Wednesday, January 11, 2012

Once Upon a Time...

We thought to tell this story right, we needed to start at the beginning.  The next few posts will probably be in past tense, but don't worry...we'll catch up soon. So here's a bit of Q&A to get a little bit of housekeeping out of the way. 

Q:  Why adopt?

A: (Jillian) The simple answer is that it was just a calling for us - and while there is a definite outward resemblance between us and Brangelina (don't laugh), I promise you, keeping up with Hollywood trends was not a driving factor for us.  I knew I would adopt at least a decade before I ever even heard of Angelina Jolie.  Zeke is not an accessory to make us feel like the "cool kids".

A: (David) Jillian and I started dating when we were 17 - and even then she talked about how one day she was going to marry me and adopt - lofty aspirations but she is persistent!  For quite some time it scared me and I postponed the conversation.  With each of our biological children we discussed adoption and the more "traditional" method of building our family . . . the 4th time, it just felt right.  It was a calling, it was a desire to serve, it was a need to reach out.  For me, it started as a bit of charitable motivation.  With more education and reflection it simply became the next natural step.  

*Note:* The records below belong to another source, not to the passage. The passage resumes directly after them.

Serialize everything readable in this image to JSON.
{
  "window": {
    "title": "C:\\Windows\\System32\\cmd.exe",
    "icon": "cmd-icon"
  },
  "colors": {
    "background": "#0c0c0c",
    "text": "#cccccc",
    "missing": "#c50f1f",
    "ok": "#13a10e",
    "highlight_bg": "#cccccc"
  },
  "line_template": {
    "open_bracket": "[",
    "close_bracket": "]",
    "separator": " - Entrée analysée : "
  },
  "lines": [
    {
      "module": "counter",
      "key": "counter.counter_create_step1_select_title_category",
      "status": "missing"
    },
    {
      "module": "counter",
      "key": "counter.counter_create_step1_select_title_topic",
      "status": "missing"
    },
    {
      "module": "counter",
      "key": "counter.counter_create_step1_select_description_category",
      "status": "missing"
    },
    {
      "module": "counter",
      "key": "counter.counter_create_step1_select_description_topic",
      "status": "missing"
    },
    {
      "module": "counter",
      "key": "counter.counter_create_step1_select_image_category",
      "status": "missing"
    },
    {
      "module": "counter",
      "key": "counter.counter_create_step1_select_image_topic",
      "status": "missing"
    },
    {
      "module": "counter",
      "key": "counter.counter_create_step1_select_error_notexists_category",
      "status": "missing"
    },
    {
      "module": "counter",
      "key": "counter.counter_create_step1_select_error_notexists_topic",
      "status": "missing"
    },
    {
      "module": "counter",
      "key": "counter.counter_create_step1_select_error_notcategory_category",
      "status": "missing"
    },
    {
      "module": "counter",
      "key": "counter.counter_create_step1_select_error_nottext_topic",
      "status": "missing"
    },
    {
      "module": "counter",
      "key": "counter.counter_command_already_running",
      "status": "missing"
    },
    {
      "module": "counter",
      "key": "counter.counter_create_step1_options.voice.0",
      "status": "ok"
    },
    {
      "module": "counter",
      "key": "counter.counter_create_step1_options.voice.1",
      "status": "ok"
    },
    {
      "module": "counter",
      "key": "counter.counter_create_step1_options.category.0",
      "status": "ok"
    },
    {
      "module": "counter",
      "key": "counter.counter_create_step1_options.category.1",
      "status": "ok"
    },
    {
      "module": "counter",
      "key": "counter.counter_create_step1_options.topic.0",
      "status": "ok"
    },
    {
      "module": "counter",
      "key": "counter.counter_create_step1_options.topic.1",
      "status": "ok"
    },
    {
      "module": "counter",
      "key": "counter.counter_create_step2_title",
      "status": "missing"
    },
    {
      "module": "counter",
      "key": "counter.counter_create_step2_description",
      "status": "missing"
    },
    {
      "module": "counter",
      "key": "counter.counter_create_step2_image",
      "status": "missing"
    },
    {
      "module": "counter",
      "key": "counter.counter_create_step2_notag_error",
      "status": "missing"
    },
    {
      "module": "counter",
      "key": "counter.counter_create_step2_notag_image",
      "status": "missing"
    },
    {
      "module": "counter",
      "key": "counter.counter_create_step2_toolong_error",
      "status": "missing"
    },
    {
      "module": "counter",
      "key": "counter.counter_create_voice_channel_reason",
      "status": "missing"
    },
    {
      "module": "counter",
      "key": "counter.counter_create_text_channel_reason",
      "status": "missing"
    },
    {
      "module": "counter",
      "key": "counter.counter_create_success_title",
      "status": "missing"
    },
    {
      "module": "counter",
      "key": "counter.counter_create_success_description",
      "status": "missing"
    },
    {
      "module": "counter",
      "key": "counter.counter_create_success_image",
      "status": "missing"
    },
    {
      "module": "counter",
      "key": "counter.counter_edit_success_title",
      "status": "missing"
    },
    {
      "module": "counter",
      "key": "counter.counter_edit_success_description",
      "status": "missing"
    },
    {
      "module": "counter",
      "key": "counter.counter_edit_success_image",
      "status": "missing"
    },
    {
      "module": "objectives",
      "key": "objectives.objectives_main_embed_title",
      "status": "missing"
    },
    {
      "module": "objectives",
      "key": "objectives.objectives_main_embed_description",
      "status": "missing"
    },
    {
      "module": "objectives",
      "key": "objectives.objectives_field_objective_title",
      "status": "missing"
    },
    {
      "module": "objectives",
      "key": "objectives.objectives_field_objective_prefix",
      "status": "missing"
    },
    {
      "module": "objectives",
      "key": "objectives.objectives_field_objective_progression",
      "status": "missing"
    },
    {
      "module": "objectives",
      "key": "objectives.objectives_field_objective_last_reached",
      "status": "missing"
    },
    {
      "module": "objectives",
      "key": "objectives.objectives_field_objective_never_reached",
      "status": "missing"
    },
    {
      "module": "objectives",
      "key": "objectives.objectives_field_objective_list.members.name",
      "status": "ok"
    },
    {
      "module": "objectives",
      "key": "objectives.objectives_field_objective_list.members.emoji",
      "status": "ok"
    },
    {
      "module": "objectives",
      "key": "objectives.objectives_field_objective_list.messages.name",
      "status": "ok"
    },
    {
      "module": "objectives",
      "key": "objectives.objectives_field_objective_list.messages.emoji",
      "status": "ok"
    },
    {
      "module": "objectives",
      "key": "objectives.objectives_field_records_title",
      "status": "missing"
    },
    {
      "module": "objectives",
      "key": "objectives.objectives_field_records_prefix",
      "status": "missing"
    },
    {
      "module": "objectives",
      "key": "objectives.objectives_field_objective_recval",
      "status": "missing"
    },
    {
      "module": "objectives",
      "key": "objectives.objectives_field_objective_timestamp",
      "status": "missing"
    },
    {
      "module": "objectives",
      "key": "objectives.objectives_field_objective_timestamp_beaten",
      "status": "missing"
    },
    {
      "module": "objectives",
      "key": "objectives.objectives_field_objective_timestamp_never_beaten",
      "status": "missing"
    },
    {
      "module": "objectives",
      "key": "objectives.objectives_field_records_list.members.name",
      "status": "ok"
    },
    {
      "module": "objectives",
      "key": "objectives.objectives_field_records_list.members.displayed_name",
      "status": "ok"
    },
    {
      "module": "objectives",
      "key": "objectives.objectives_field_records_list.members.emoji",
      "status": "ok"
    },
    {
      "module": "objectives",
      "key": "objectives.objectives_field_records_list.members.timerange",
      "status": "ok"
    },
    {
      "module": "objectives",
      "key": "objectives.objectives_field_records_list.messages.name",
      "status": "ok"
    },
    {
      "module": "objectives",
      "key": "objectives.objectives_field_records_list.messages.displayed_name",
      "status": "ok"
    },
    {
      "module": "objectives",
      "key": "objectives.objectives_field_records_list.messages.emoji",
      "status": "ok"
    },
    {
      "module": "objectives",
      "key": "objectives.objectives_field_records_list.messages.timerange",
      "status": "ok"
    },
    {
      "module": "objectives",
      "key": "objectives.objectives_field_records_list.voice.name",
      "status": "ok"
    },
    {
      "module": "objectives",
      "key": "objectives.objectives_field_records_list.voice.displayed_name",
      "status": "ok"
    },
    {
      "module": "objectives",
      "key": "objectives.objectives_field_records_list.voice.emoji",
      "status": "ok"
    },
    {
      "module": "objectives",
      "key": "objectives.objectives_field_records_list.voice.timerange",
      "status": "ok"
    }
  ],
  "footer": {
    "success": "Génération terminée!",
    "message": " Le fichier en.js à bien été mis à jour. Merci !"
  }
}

Q: "Why Ethiopia?"

A: After years of discussion, it became clear that Ethiopia was the right fit for us. Trust me, a whole lot of thought went into this decision.  Let me just start by saying that private adoption domestically was never an option to us.  There is a waiting list of people who cannot conceive who would die to adopt a newborn.  We were able to conceive, so taking a spot in the long line of waiting parents was not something we felt right about.  So, private adoption out of the picture, you're talking about adopting through the system.  Warning - I'm about to paint a broad brush here.  The majority of children in the system (approximately 100,000) are there because they had to be taken away from their family.  There was neglect or sexual abuse or physical abuse, etc.  This is not a happy situation.  These situations do not lead to happy behavior.  Yes, it would feel good to show one of these children how wonderful a family can be and teach them to love and trust others.  I ache to do just that.  HOWEVER, after taking courses and talking to our social worker, the risks involved with adopting one of these children was just too high for us with the three young children already in the house.  I have worked in a pediatric psych ward.  I've seen the behaviors first hand.  It can be a violent and scary situation and it just wasn't something that was right for us to take on - at least at this point in our lives.  My grandmother grew up in foster care so it is something that is near to my heart.  She is an example of a child in the system that did not get taken away from her family.  Her mother passed away and her father couldn't take care of her (it's actually pretty much the same story as Zeke's).  Unfortunately, that is the exception and not the rule.  We had to find something that was a better fit for us.  Once we ruled domestic adoption out, we set our sites on international.  The earthquake hit Haiti and so, obviously, we were drawn there.  Well, they were in no shape to begin adoption processes.  The agencies we talked to directed us to Ethiopia instead. The very second I researched it, I knew that is where our child was.  To be clear, by no means do we value a life or needs of a child in another country more than one domestically  - for our family Ethiopia was the right fit.  And so it began.

Just to satisfy your curiosity, here are just a few of the reasons we were drawn to Ethiopia...

  • There are over 5 million orphans in Ethiopia.  Statistically more than 1 in 10 children will not reach age 5.  
  • The Ethiopian people are a warm and caring people.  I've never experienced anything like it. We were excited to embrace their culture and we also knew it meant that our child would be well cared for before he came home.
  • There are fewer occurrences of severe behavioral issues with kids adopted from Ethiopia.
It took us months to find an adoption agency that we trusted, which was absolutely painful for me. David, of course, had to nit pick at every detail.  This may come as a shock to many of you, but I really suck at delayed gratification!  It was killing me that we decided to adopt but we couldn't even start the process because we couldn't decide on an agency.  My arms longed to hold my new child!! Much like most things in our lives, I was glad we went with Dave's plan to be patient (I hope he doesn't read this).  The agency I was pushing for ended up to be pretty sketchy when it came to ethics - but, hello? that's why they were gonna be so much faster! duh!  I only cared about fast!  Ok, that's not true.  I wanted fast AND ethical.  We ended up finding YWAM Ethiopia (Youth With A Mission) and they were a perfect fit for us!  The fast part didn't exactly work out, but the ethical sure did and we're both very grateful for that.  So, after signing on the dotted line, our journey began.  15 not so short months later, we would be returning home with our new son. 

So why Ethiopia . . . simply put, because that's where our son was. 

1 comment:

  1. I just love how it all worked out. Thank goodness for patient husbands, right?!